All the usual stuff like shifting your weight in the seat to stop the unloaded wheel spinning up mid corner, overlapping brake and throttle where you can get away with it to keep the engine on the boil, leaning the tracks and picking the best lines and driving defensively to block overtakes, will do little if you're 15 stone and your closest competitor is 10 stone...
You know most indoor karts don't have diffs, nor front brakes? They have a solid axle so rear wheels speeds are identical - at least one wheel has to slip in order for them to go round corners; the chassis is designed to flex to allow the inside wheel to lift.

Also, overlapping brake and throttle will only have the effect of heating the brakes quicker: the karts are direct drive with a centrifugal clutch and a brake on the rear axle; if you slow the axle speed, you slow the engine speed, there's not really anything you can do about it. All you'll do by double-pedaling is run the risk of having no brakes.

The key is keeping up corner speed. It's all very well blocking overtakes, but if you lose too much momentum it takes a long time to build it up again. It's best to pick a line to maximise corner speed even if it means losing out on one corner. The chances are the overtaking kart has had to scrub off more speed to make the corner (because they've taken a less optimal line) so you can pass them again very quickly, either before or at the next corner in most cases. Inexperienced drivers are always surprised when they've gone past you and think they've got one over, only for you to drive past them moments later with a significant speed differential.

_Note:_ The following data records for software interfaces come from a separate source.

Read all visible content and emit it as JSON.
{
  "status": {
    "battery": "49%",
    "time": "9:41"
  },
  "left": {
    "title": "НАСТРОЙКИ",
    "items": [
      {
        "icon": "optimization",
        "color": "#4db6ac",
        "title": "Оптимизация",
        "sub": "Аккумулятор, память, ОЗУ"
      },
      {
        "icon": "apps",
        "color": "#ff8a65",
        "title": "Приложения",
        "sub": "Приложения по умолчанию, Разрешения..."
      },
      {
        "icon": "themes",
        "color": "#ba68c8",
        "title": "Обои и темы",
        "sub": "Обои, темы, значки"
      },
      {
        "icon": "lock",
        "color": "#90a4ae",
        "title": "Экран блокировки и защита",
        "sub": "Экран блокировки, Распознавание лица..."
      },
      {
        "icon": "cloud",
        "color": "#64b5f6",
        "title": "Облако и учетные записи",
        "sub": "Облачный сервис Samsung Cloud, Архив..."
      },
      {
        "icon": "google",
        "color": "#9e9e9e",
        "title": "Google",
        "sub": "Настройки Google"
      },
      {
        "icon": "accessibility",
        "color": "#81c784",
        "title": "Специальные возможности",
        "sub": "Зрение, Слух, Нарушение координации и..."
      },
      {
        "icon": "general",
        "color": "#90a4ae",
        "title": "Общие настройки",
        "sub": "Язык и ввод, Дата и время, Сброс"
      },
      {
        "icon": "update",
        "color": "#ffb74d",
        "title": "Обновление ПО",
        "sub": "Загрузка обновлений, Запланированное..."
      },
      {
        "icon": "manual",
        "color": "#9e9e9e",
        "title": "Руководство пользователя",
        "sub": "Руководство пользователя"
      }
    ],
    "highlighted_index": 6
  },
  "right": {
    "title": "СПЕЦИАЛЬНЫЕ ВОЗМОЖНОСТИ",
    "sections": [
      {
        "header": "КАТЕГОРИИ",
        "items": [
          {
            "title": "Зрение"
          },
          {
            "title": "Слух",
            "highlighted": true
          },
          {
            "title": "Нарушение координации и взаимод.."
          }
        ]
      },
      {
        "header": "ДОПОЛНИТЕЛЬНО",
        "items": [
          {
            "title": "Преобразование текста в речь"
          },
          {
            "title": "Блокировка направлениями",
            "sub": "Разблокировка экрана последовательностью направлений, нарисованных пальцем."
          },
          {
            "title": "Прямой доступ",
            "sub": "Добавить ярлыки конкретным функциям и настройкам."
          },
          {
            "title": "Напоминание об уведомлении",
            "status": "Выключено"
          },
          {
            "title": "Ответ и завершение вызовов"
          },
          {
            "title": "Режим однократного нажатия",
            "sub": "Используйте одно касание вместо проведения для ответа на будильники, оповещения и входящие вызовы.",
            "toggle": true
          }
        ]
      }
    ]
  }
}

As the karts only have one gear and a centrifugal clutch, the faster the engine is spinning the faster you'll accelerate. Maintaining speed obviously keeps you quicker than if you'd braked, but also provides a smidge more acceleration.

Shortest lines are certainly not the quickest. Look at 125GP racing lines for inspiration, wide and sweeping is the order of the day.

NelsonP

240 posts

141 months

Monday 17th August 2015
quotequote all
Club 100 and Dmax are similar spec karts - key difference being that Club 100 are direct drive (which means if you spin off, you wait for pusher). Whilst this seems a pain it actually creates a better class of driving (because you really don't want to get tangled up in an incident). But I have to admit I always did quite like the idea of being able to push a button to restart my kart after a spin!

Min driver weight is generally 85kg so if you are below that you will need to add weight to the kart (lead). If you are over that you just need to drive better than everyone else (not easy). Club100 grids are generally within a second of the front row because the kart maintenance is great.

And getting the rear inside wheel into the air is key to getting the kart turned in. Both Dmax and Club100 have solid rear axles and rely on front wheel castor to lift the inside rear. This is the 'differential'. Basic but effective.